OK, ZDNet’s contributor Andrew NuscaÂ uses a sensational headline to make his point with a back-handed compliment to Microsoft, but it is still a point worth making for the Advertising Industry. Namely that behavioral advertising faces a moment of truth; opt-in or opt-out.
And there is an irony in Microsoft being the good guy for once advocating for more privacy. One has to wonder if this would be the case if Google wasn’t handing them Bing’s head on a platter in search and advertising domination. And yet here we are with IE 10 locking things down by default for the humble user regarding tracking adverts.
I for one vote for opt-in. For example, in a discussion with a colleague earlier today, behavioral ads on FB are wrong (as in they deliver stupid ads) unless you tell it what you want. That should not be license to display dating-ads to users with profiles clearly marked “married” until we mark them “offensive” over and over and over. (For the record, that doesn’t work. You have to tell FB what you DO like to make offensive ads drop off.) I find this strategy akin to the gray-blocky-face on Flickr that is designed to get you to upload a real photo. It works, but it’s kinda annoying.
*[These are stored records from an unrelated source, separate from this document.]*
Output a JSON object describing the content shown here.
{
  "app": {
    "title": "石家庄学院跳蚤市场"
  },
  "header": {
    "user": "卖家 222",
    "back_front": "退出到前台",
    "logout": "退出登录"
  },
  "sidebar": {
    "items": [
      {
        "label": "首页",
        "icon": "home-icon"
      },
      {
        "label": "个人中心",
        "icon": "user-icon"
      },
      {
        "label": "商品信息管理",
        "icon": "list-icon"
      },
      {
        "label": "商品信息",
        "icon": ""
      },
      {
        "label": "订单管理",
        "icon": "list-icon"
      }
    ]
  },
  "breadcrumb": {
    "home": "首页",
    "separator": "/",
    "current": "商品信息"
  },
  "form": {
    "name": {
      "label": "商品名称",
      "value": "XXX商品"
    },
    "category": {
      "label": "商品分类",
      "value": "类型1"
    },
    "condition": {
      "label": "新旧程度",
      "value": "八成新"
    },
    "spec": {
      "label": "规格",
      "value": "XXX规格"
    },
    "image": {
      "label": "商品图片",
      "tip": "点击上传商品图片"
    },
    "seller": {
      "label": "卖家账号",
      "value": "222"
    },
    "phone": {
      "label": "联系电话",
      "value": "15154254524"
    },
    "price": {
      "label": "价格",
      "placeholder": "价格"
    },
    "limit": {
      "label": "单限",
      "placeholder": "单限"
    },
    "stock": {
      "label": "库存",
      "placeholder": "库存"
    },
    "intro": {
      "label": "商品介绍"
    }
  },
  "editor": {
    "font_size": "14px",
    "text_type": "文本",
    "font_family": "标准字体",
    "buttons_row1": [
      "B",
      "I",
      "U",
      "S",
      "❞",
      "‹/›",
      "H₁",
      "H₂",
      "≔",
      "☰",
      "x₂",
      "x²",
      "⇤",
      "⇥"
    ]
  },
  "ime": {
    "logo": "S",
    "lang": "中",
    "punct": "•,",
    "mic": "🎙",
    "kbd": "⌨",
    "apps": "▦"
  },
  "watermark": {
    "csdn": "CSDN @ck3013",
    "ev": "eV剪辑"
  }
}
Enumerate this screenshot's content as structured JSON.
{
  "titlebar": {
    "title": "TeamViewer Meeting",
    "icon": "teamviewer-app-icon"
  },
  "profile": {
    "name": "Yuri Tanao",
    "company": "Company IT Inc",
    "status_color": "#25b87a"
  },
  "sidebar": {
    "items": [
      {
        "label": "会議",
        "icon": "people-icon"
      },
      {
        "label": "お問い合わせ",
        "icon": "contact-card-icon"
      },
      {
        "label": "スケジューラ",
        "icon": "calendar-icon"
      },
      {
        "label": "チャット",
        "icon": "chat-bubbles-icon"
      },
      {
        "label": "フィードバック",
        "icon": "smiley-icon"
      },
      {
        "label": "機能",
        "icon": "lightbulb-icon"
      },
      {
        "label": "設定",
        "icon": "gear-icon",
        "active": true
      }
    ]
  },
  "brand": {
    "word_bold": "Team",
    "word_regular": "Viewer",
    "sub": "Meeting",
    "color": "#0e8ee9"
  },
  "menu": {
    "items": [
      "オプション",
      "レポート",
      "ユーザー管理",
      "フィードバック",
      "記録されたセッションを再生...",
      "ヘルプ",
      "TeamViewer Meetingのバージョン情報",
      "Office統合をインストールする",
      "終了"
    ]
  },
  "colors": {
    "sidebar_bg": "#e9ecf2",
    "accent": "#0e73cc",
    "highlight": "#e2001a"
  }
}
But back to the point. ZDNet’s post is sensationalizing a point that in my opinion is a good thing. Specifically that “the next version of (Microsoft’s) web browser,Â Internet Explorer 10, will ship with its “Do Not Track“ feature turned on by default.”
The Author goes on to say:
“In practice, all behavioral advertising has managed to do is annoy the hell out of me”¦on a personal level. It is a much deeper level of rejection than seeing a billboard I disagree with on the highway, because I know there’s an attempt being made that’s failing. But I don’t have the time or energy to swat all of these new digital mosquitos. As a gatekeeper to the web, Microsoft is taking a step to do that for me “” and all the average web-using people who have no idea what’s going on and couldn’t tell you the name of the current U.S. vice president, much less what a cookie is.”
The good news is that he concludes:
“…sometimes I just want an ice-cold can of Coca-Cola, and it has nothing to do with how old I am or where I live or who I work for. (But maybe, just maybe, how deathly hot outside it is right now.)
Good behavioral advertising can accomplish that. But too often, it hasn’t.”
Emphasis added by me.
To my friends in the advertising industry, an industry that is very close to my heart having been on the board of the local Houston Advertising Federation in the past, that it’s gonna be OK. We don’t have to be creepy to succeed. We just have to be creative. And yes, perhaps, fix our business models a bit to match the new nirvana.